- According to psychiatrist Jay Giedd who has been compiling one of the world’s largest libraries of brain growth, a girl’s brain size peaks around age 11 1/2. For the boys, the peak comes at age 14 1/2.
- Specifically some of the brain regions involved in mechanical reasoning, visual targeting, and spatial reasoning appear to mature four to eight years earlier in boys. The parts that handle verbal fluency, handwriting, and recognizing familiar faces mature several years earlier in girls.
- The most surprising differences lie outside the brain. “If you have a man and woman looking at the same landscape, they see totally different things,” states Leonard Sax, a physician, psychologist, and author of “Why Gender Matters”. Women can see colours and textures men cannot see, hear things men cannot hear, and smell things men cannot smell.

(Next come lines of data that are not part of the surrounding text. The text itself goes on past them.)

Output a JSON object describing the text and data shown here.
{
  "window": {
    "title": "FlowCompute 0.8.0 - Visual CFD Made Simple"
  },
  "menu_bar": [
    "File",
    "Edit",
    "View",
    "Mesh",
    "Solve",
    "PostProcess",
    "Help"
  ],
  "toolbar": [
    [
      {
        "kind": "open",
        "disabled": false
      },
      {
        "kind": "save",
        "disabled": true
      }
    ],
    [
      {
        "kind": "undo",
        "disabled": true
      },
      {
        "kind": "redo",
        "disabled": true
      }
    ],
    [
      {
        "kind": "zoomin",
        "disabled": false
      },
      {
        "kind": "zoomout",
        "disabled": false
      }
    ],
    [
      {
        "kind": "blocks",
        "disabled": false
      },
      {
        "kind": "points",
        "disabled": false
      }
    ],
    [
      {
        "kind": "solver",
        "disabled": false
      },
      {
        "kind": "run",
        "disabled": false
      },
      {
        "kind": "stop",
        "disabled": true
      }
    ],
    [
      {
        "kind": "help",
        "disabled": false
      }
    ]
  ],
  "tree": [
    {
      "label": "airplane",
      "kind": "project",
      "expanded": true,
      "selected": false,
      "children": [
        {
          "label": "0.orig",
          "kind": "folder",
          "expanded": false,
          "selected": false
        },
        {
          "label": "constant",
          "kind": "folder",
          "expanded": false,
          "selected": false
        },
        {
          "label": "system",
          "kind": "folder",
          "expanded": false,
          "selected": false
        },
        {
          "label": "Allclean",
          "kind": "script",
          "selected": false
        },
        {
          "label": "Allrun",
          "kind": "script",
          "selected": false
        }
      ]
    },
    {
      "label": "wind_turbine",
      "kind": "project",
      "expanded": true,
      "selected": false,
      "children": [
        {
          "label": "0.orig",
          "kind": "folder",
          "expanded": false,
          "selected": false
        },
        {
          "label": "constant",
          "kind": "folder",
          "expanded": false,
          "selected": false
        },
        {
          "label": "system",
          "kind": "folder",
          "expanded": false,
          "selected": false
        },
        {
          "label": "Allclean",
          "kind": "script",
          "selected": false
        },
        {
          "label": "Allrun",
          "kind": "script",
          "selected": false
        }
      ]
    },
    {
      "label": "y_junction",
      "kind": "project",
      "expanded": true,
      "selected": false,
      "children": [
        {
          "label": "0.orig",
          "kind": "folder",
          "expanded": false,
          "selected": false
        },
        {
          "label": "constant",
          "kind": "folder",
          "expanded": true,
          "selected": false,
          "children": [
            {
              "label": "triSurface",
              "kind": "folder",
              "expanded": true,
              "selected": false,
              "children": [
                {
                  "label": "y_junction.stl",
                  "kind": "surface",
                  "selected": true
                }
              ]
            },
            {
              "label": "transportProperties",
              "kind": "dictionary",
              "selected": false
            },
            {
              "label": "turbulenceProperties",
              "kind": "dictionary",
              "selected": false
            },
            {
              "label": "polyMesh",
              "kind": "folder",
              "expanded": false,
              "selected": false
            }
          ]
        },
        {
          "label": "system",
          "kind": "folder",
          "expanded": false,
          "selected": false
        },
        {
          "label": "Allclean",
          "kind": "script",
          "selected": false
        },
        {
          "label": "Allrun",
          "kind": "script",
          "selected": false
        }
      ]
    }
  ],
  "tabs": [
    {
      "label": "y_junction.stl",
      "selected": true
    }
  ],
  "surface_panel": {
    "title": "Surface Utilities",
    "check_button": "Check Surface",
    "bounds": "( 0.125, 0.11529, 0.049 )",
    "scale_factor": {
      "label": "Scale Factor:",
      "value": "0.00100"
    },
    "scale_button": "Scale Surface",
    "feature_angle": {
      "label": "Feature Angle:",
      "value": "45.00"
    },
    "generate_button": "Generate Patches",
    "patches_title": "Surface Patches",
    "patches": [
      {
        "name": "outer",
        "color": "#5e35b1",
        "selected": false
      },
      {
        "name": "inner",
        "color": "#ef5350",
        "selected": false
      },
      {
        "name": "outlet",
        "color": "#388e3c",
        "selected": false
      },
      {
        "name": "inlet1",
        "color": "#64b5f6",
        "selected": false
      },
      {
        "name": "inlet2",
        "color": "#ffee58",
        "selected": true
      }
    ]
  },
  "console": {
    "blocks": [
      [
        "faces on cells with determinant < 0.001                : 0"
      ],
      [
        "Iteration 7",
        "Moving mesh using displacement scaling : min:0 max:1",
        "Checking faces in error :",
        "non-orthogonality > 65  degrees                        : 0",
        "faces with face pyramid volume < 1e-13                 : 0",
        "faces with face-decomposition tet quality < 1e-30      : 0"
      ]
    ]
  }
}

- Male retina of the eye is likely to consist of more cells designed to detect motion, while female retina has more cells built to gather information on colour and texture. Now, we understand, why our little boys are fond of moving toys, such as trucks, etc. and our girls favour richly textured dolls and other colourful stuff.
- Likewise, women’s ears are more sensitive to some noises. Baby girls hear certain ranges of sound better. And the divergence gets even bigger in adults.
- A study published in the journal “Nature Neuroscience” in 2002 revealed that women of childbearing age were many times more sensitive to several smells upon repeated exposure than men.
Humble solutions by experts:
After thorough study, Leonard Sax of Maryland is convinced that boys and girls are innately different, and that their environment must be changed so that the differences do not become limitations. Sometimes, solutions are simple. In co-ed schools, boys, who do not hear as good as girls, do lag behind in academic performance. To solve the problem, they can simply be moved into the front row of the classroom. However, often solutions to other problems are more complex, especially, in cases involving attention-deficit / hyperactivity disorder, etc.
According to the National Centre for Education Statistics, until the fourth grade in the US, boys and girls hardly show any significant differences on their math tests. Moving into their adolescence, girls score about 7% lower on the math section of SAT. For this reason, Sax offers segregated classrooms for our early and adolescent learners. According to his theory, co-ed has caused more harm than benefit. Teachers handle boys and girls in a similar manner, not understanding that their brains are maturing at different speeds. This poses two critical hurdles in the way of smooth academic progress: a) failure and b) aversion to a particular subject (languages, social science, etc., in the case of boys, and math and analytical subjects in the case of girls).
This research aids us as parents to respect the diversity of our children. It also reminds us, how uniquely Allah (swt) has created males and females. They are not in competition but play complimentary roles to make one winning team. Allah (swt) states: “Verily, We have created man in the best stature.” (At-Tin 95:4) Although different in many ways, our boys and girls are special, and, as a principle, must never be compared with one another.
Allah (swt) also states: “… He creates what He wills. He bestows female (offspring) upon whom He wills, and bestows male (offspring) upon whom He wills.” (As-Shura 42:49) Casting aspersions, such as, “Why can’t you be more like your sister?” or “Why can’t you be smart like your brother?” only counts for hiding our own parental inefficiencies and disrespects the individuality of our children.
If consistent instruction is imparted in line with the genders’ own pace of mental development, may be we will some day have a female version of Einstien and a male version of the Bronte sisters.